Last Friday, former Titans linebacker Keith Bulluck officially decided to call it a career. Bulluck decided to retire where his career began.
It seemed as soon as it was announced that he was going to officially retire, many Titans fans began to ponder his place in Titans history. More importantly, many began to wonder if he was on the greatest Titans of all-time.
With that being said, many have made their list, so I figured I would make my list of who I think are the top five Titans of all-time. Without further ado, here is my list!
(Disclaimer: All players on the list have spent a minimum of five years here with the team since they have been in Nashville.)
5. Keith Bulluck
Holding down the fifth spot, I have Bulluck, who was drafted with the 30th
pick in the 2000 NFL Draft out of Syracuse. He came in as the young pup on the team and slowly but surely became one of the leaders as Eddie George and Steve McNair moved on with their careers. Bulluck was the best linebacker to ever play for the Titans.

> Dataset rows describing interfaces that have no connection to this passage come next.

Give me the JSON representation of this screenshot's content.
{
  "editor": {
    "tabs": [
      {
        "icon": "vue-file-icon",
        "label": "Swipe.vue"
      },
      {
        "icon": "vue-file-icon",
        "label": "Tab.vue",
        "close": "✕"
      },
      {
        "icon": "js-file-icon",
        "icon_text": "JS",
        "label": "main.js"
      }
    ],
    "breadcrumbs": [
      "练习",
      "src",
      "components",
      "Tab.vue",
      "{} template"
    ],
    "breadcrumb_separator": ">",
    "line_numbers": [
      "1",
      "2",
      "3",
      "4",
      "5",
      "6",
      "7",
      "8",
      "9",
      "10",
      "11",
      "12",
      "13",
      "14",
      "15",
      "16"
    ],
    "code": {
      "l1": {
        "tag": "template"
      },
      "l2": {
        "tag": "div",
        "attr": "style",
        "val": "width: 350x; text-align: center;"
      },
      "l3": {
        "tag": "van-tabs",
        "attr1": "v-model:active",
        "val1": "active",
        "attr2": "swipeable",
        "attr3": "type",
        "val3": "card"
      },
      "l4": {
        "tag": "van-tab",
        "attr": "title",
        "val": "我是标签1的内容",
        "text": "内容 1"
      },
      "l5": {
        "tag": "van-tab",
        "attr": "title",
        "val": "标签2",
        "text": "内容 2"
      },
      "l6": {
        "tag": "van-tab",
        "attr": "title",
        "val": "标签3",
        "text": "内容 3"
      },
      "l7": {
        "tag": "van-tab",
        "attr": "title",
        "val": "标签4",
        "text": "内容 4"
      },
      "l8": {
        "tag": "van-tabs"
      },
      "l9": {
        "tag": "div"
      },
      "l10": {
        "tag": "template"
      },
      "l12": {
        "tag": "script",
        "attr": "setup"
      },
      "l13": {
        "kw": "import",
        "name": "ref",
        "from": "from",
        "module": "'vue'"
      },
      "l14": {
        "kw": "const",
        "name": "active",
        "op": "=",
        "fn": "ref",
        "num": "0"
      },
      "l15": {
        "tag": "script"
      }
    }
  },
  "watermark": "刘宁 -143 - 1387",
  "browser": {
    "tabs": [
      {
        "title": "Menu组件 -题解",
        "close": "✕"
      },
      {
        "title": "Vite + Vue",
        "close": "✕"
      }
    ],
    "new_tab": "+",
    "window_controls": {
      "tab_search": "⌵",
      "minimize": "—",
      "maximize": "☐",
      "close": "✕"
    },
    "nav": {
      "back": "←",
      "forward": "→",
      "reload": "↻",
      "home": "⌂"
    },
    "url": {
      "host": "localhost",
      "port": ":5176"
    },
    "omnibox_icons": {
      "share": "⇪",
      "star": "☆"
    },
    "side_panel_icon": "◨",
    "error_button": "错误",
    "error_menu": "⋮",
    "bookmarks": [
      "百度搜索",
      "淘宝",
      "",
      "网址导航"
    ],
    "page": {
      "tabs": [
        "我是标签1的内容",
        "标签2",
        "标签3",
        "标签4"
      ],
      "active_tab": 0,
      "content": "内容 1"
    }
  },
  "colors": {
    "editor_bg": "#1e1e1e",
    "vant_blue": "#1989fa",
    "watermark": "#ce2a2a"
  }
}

He was definitely a guy that gave opposing tight ends nightmares with his great coverage abilities. Bulluck also made a ton of plays in the running game as well. For his career with the Titans, he led the team in tackles five times and made the Pro Bowl once.
4. Derrick Mason
At fourth on this list is Derrick Mason. Mason was a guy that many overlooked when he first entered the NFL in 1997. Mason was drafted in the fourth round out of Michigan State by the then Tennessee Oilers.
He first made his impression on the team on special teams, returning kicks and punts. Mason set a then-NFL record in 2000 when he amassed 2,690 combined receiving and special team yards, surpassing the old NFL record of 2,535 yards set by Lionel “Little Train” James in 1985 (record broken again in 2011 by Darren Sproles). Mason went over 2,000 yards total receiving and special team yards again, becoming the first Titan to do so in consecutive years.
Another amazing thing that Mason did was compile four straight seasons of over 1,000 receiving yards, which is no easy feat when your team has a run-first offense. He truly was a special Titan during his eight years here.
3. Frank Wycheck
In third I have tight end Frank Wycheck, who came to the Oilers/Titans organization in 1996 after he was cut by the Washington Redskins. He is most famously known as the guy that threw the “Music City Miracle” lateral to Kevin Dyson in the Titans lone Super Bowl run.
But Wycheck was much more than that one throw to the organization. He was the security blanket for quarterback Steve McNair for a long time and was one of the team's best pass receivers in his tenure with the club.
As far as his career, Frank is one of six tight ends to have 500 receptions in NFL history (Ozzie Newsome, Tony Gonzalez, Antonio Gates, Shannon Sharpe, Kellen Winslow are the other tight ends). Frank also made the Pro Bowl three times in his career, all with the Oilers/Titans organization (1998, 1999, and 2000).
2. Eddie George.
Coming in second on my list is running back Eddie George, who was drafted 14th overall by the then Houston Oilers in 1996.
The 1996 Heisman Trophy winner from Ohio State was a sledgehammer when he ran the ball, getting every ounce out of every run. George was often criticized for his lack of breakaway speed, but he more than made up for that with his bruising running style and his leadership on the team. George played eight seasons with the Titans, amassing over 10,000 yards rushing while never missing a start. He also made the Pro Bowl from 1997-2000.
He definitely is one of the faces that you remember when you think about the history of this organization in Nashville.
1. Steve McNair
McNair comes in at number one on my list. He started his career as the third over all pick of the Oilers in 1995 out of Alcorn State.
In the beginning of his career, he was used more in short yardage and specialty situations behind quarterback Chris Chandler. But in 1997, the keys to the team were finally turned over to him as the full-time quarterback, and history was made.
McNair went on to lead the Titans to four playoff appearances, including an appearance in Super Bowl XXXIV versus the Rams. He also made the Pro Bowl three times and was co-MVP with Peyton Manning in 2003 as a Titan.
He wasn’t just a great quarterback for the Titans, he was the heart and soul of this team. When you think of the Titans and the toughness of the team, you cannot help but think of McNair. Rest in peace.
What are your thoughts? Agree or disagree with the list?